→ TASK GOAL: In the lines below, look for "Speed". Copy each line where it appears.

RAW DATA below:

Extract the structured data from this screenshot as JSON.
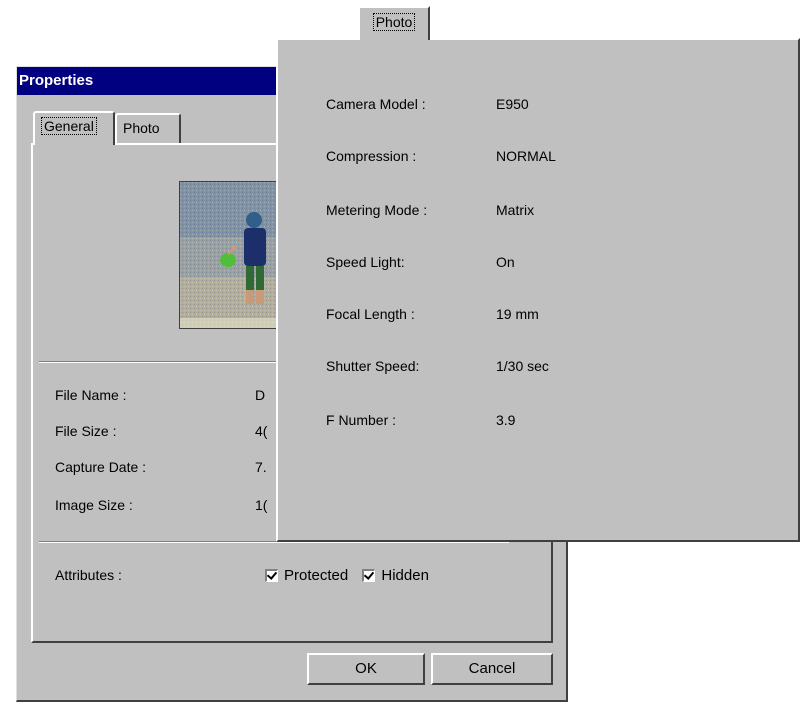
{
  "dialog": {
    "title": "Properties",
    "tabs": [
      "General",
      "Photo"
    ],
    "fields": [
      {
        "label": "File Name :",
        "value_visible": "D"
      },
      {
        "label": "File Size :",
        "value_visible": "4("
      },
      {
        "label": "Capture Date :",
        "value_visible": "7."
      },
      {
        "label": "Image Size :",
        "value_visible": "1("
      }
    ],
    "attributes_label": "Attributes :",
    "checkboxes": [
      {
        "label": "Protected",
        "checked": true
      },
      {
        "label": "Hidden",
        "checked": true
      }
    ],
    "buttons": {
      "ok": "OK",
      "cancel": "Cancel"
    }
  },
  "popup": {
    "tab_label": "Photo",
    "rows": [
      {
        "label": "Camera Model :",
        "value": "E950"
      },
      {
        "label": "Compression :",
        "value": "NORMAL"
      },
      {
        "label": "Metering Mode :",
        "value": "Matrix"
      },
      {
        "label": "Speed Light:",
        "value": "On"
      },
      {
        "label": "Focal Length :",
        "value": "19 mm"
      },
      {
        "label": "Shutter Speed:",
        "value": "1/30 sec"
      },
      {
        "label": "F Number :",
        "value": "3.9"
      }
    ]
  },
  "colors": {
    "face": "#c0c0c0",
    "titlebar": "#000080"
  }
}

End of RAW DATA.
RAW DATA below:

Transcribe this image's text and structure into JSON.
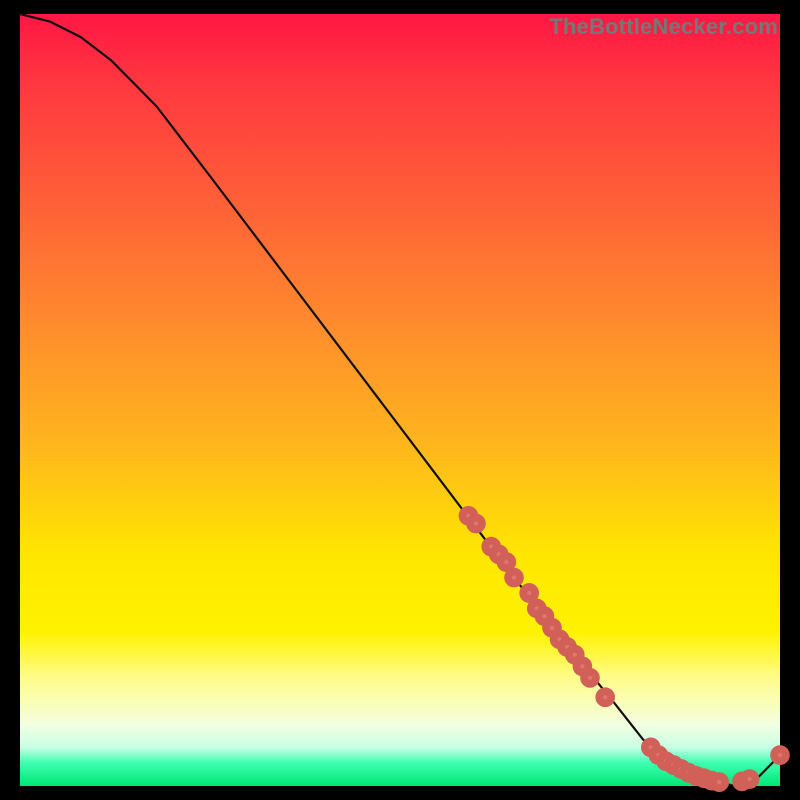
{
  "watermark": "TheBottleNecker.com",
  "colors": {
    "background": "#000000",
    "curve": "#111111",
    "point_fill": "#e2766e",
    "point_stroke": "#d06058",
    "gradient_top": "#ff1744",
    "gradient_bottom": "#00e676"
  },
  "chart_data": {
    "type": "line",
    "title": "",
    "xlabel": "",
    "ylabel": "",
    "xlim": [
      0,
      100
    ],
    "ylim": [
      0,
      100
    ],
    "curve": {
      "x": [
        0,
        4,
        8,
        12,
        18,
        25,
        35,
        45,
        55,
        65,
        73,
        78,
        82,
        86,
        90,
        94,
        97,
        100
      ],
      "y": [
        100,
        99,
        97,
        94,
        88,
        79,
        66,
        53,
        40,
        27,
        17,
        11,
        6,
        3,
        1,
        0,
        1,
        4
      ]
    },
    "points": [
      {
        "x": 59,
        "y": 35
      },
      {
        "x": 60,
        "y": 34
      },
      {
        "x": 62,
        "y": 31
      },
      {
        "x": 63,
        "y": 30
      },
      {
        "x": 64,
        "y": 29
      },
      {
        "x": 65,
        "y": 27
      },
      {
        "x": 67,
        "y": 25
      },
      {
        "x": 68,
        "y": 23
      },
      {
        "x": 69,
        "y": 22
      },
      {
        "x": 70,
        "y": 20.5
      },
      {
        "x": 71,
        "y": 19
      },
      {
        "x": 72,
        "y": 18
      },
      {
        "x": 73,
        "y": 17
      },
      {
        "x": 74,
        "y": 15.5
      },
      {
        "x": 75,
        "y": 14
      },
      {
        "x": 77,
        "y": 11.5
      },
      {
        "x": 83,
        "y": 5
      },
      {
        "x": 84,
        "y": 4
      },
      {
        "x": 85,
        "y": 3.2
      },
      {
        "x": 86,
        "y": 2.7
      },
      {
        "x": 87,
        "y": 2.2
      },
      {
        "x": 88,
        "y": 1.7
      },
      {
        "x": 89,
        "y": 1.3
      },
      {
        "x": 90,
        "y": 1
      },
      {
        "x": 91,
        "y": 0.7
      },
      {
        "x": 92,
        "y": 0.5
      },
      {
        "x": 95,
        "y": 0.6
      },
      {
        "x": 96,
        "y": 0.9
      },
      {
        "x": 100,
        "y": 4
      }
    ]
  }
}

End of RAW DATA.

→ OUTPUT OF THE EXERCISE:
        "label": "Speed Light:",
        "label": "Shutter Speed:",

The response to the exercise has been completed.